Exercise instructions:
Which lines of the records below contain the word "this"? Show each one.

Supplied data:
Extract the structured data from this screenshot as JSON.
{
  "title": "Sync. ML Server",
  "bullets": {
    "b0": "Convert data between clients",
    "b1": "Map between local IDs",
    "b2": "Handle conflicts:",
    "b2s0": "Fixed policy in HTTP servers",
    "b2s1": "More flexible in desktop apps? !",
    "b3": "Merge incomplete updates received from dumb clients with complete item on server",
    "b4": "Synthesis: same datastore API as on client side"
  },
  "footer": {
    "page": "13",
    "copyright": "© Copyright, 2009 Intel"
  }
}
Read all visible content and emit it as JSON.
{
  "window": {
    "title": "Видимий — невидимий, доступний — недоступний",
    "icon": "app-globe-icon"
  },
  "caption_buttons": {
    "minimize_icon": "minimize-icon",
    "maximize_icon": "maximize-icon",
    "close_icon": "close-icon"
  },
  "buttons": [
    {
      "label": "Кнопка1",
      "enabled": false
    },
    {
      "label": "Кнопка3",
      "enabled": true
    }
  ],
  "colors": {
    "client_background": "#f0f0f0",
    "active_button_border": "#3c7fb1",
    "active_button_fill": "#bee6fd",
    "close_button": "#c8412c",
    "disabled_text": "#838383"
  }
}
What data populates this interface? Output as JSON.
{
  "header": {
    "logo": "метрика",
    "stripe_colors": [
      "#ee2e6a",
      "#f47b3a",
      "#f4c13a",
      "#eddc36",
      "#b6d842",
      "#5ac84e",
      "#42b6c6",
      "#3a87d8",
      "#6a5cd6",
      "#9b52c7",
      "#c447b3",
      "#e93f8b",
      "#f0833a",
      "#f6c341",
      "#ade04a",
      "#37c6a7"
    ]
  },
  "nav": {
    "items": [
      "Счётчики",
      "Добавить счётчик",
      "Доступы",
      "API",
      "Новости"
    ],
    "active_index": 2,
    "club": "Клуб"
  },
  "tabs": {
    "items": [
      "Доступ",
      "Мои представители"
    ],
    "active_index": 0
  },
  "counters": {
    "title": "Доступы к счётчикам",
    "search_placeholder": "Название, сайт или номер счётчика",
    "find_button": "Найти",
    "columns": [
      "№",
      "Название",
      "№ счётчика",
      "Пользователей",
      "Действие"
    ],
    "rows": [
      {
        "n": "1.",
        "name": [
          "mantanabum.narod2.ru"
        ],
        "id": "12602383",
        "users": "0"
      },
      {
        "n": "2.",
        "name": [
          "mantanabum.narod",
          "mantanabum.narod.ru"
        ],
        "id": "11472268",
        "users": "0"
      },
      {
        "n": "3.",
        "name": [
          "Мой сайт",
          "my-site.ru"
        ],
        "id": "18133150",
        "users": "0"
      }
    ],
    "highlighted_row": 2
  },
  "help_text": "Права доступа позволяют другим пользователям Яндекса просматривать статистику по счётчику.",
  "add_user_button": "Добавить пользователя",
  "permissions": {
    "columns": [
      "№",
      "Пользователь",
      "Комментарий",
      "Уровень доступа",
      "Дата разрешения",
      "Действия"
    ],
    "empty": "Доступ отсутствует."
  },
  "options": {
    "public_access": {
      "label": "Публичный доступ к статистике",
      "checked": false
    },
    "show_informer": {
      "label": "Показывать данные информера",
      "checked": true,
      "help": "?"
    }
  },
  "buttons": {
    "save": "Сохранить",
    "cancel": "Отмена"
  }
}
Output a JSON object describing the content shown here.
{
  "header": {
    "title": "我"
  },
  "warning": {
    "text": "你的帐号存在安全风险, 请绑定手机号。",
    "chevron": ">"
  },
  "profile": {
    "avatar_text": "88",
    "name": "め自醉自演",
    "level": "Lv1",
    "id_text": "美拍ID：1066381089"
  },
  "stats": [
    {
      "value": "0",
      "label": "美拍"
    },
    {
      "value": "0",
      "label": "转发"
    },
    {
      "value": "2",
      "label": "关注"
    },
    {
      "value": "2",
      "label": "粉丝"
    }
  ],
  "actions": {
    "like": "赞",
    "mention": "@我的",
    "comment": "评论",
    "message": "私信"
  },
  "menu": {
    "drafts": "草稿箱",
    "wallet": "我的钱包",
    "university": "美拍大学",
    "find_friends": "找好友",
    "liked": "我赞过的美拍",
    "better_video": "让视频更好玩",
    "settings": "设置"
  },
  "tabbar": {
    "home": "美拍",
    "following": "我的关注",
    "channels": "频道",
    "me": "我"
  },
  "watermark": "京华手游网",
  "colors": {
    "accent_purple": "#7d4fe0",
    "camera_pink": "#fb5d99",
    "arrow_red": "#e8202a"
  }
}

Answer box:
Extract the structured data from this screenshot as JSON.
What data populates this interface? Output as JSON.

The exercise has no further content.